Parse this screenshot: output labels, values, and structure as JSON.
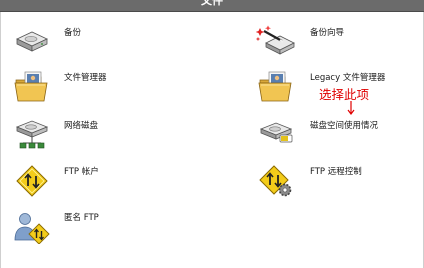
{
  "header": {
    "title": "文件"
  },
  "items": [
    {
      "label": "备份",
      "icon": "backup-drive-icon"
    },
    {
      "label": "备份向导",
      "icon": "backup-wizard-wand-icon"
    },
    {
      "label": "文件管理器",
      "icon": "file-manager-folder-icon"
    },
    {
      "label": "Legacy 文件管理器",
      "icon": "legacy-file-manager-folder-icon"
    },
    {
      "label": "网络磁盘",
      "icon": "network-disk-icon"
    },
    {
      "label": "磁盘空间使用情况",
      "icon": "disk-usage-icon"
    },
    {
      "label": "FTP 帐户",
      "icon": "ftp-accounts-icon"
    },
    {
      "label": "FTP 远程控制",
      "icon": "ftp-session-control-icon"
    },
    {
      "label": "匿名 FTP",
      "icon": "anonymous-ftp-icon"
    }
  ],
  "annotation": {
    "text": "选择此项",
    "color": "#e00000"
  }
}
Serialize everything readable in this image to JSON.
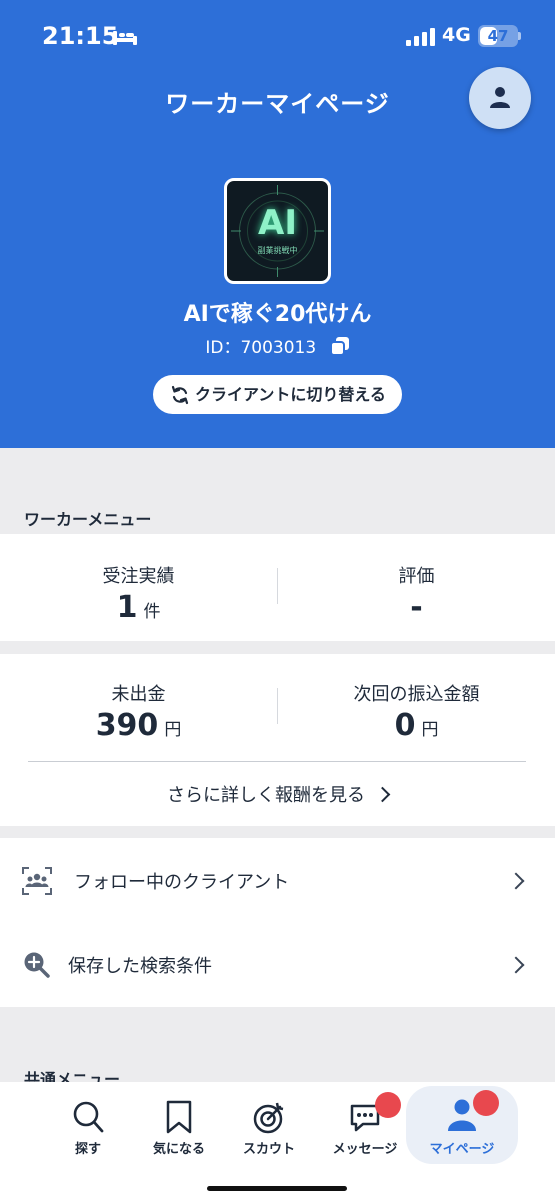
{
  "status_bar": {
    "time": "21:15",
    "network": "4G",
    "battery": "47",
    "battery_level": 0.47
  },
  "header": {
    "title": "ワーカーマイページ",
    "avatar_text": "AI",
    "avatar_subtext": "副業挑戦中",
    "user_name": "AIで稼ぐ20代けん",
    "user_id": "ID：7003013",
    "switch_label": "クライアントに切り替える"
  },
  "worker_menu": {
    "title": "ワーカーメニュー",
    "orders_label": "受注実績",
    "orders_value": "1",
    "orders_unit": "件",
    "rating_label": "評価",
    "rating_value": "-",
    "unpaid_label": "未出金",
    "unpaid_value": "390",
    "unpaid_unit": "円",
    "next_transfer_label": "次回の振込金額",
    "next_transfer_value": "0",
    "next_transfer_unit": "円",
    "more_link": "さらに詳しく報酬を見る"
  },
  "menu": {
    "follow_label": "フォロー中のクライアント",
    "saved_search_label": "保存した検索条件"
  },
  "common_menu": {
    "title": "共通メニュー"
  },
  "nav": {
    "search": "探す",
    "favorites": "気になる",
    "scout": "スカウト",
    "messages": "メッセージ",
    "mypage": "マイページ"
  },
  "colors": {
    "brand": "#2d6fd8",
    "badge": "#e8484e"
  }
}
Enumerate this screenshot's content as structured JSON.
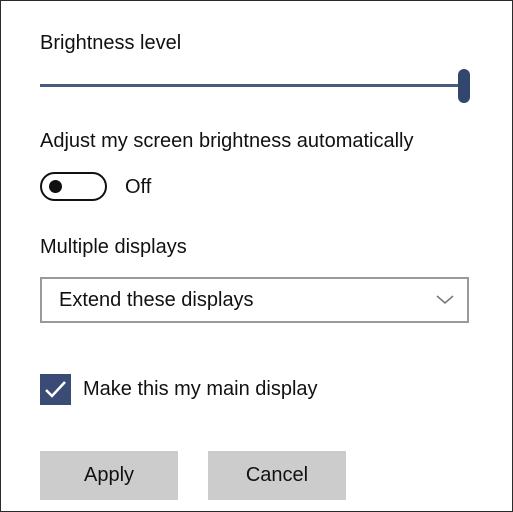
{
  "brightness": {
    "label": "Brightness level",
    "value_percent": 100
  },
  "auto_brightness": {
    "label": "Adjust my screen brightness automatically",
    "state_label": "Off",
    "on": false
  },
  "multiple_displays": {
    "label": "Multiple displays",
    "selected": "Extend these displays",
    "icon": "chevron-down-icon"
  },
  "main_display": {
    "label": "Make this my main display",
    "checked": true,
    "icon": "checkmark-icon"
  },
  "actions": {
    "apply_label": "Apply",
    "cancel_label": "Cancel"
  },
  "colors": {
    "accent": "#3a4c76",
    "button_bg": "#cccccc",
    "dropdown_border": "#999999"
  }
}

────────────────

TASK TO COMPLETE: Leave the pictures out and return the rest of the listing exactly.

WRITTEN RESPONSE:
Parse this screenshot: output labels, values, and structure as JSON.
{
  "header": {
    "title": "文件"
  },
  "items": [
    {
      "label": "备份",
      "icon": "backup-drive-icon"
    },
    {
      "label": "备份向导",
      "icon": "backup-wizard-wand-icon"
    },
    {
      "label": "文件管理器",
      "icon": "file-manager-folder-icon"
    },
    {
      "label": "Legacy 文件管理器",
      "icon": "legacy-file-manager-folder-icon"
    },
    {
      "label": "网络磁盘",
      "icon": "network-disk-icon"
    },
    {
      "label": "磁盘空间使用情况",
      "icon": "disk-usage-icon"
    },
    {
      "label": "FTP 帐户",
      "icon": "ftp-accounts-icon"
    },
    {
      "label": "FTP 远程控制",
      "icon": "ftp-session-control-icon"
    },
    {
      "label": "匿名 FTP",
      "icon": "anonymous-ftp-icon"
    }
  ],
  "annotation": {
    "text": "选择此项",
    "color": "#e00000"
  }
}
Serialize everything readable in this image to JSON.
{
  "status_bar": {
    "time": "21:15",
    "network": "4G",
    "battery": "47",
    "battery_level": 0.47
  },
  "header": {
    "title": "ワーカーマイページ",
    "avatar_text": "AI",
    "avatar_subtext": "副業挑戦中",
    "user_name": "AIで稼ぐ20代けん",
    "user_id": "ID：7003013",
    "switch_label": "クライアントに切り替える"
  },
  "worker_menu": {
    "title": "ワーカーメニュー",
    "orders_label": "受注実績",
    "orders_value": "1",
    "orders_unit": "件",
    "rating_label": "評価",
    "rating_value": "-",
    "unpaid_label": "未出金",
    "unpaid_value": "390",
    "unpaid_unit": "円",
    "next_transfer_label": "次回の振込金額",
    "next_transfer_value": "0",
    "next_transfer_unit": "円",
    "more_link": "さらに詳しく報酬を見る"
  },
  "menu": {
    "follow_label": "フォロー中のクライアント",
    "saved_search_label": "保存した検索条件"
  },
  "common_menu": {
    "title": "共通メニュー"
  },
  "nav": {
    "search": "探す",
    "favorites": "気になる",
    "scout": "スカウト",
    "messages": "メッセージ",
    "mypage": "マイページ"
  },
  "colors": {
    "brand": "#2d6fd8",
    "badge": "#e8484e"
  }
}
Enumerate this screenshot's content as structured JSON.
{
  "brightness": {
    "label": "Brightness level",
    "value_percent": 100
  },
  "auto_brightness": {
    "label": "Adjust my screen brightness automatically",
    "state_label": "Off",
    "on": false
  },
  "multiple_displays": {
    "label": "Multiple displays",
    "selected": "Extend these displays",
    "icon": "chevron-down-icon"
  },
  "main_display": {
    "label": "Make this my main display",
    "checked": true,
    "icon": "checkmark-icon"
  },
  "actions": {
    "apply_label": "Apply",
    "cancel_label": "Cancel"
  },
  "colors": {
    "accent": "#3a4c76",
    "button_bg": "#cccccc",
    "dropdown_border": "#999999"
  }
}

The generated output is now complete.